Records to use:
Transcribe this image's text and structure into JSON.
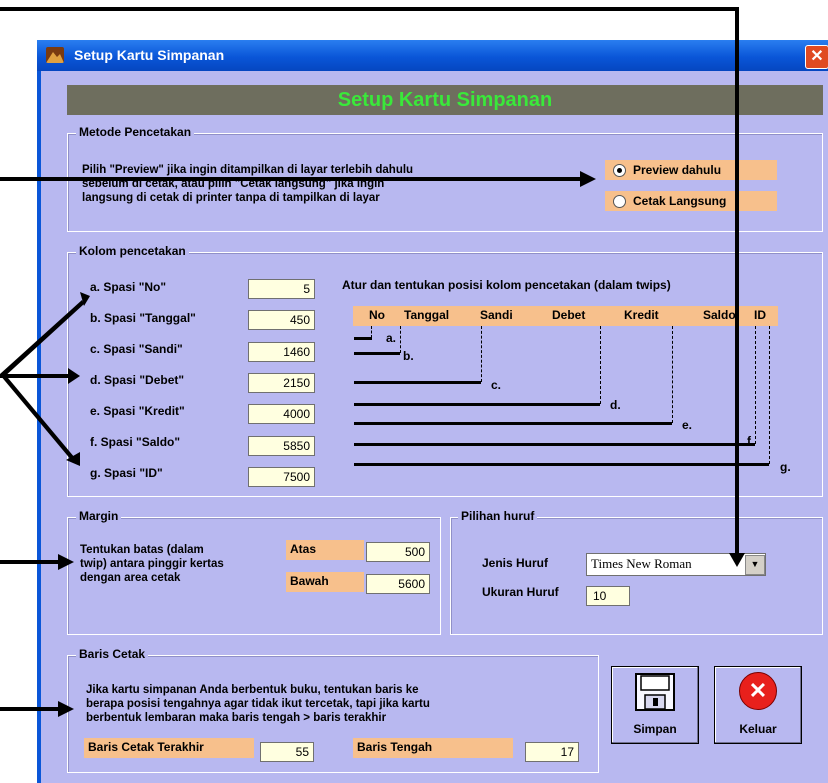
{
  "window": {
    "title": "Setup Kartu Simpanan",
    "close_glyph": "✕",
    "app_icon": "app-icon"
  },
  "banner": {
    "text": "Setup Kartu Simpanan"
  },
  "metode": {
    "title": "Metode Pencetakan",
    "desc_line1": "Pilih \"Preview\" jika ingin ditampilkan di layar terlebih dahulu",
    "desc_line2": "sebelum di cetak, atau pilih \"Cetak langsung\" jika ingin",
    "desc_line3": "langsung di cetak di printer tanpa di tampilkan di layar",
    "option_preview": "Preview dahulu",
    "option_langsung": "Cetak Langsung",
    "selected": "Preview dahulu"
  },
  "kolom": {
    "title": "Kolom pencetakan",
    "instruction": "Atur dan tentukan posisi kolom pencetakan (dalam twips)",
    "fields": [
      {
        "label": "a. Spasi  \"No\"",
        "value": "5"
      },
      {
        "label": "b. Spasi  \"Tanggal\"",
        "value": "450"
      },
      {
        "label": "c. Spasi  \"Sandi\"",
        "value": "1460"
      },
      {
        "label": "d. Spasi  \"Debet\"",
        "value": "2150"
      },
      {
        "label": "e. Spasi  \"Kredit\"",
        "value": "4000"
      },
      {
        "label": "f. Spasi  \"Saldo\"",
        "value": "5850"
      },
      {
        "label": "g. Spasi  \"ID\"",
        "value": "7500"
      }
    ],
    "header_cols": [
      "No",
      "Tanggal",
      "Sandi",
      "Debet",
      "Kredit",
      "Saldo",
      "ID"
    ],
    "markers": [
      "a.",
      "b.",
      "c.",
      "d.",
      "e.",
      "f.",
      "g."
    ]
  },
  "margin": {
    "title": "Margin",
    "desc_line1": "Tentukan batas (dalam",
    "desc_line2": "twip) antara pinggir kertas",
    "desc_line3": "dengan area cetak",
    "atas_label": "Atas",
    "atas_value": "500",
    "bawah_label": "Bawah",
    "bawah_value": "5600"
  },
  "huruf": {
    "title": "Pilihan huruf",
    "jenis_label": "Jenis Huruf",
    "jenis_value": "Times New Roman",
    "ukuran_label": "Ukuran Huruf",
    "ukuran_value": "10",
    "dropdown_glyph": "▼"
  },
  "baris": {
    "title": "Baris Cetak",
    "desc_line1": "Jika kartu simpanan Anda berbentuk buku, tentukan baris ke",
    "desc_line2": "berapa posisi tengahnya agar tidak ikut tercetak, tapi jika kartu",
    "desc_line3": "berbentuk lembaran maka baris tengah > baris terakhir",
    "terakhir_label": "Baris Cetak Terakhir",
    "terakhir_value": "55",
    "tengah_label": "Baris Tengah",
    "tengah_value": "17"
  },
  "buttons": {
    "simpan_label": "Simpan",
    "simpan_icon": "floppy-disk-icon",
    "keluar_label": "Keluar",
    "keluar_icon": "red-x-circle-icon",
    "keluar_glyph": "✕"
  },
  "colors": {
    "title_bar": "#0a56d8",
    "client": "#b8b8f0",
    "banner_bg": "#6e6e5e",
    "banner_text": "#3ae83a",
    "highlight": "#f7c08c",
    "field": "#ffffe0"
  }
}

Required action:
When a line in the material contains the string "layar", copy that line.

Answer for the task:
    "desc_line1": "Pilih \"Preview\" jika ingin ditampilkan di layar terlebih dahulu",
    "desc_line3": "langsung di cetak di printer tanpa di tampilkan di layar",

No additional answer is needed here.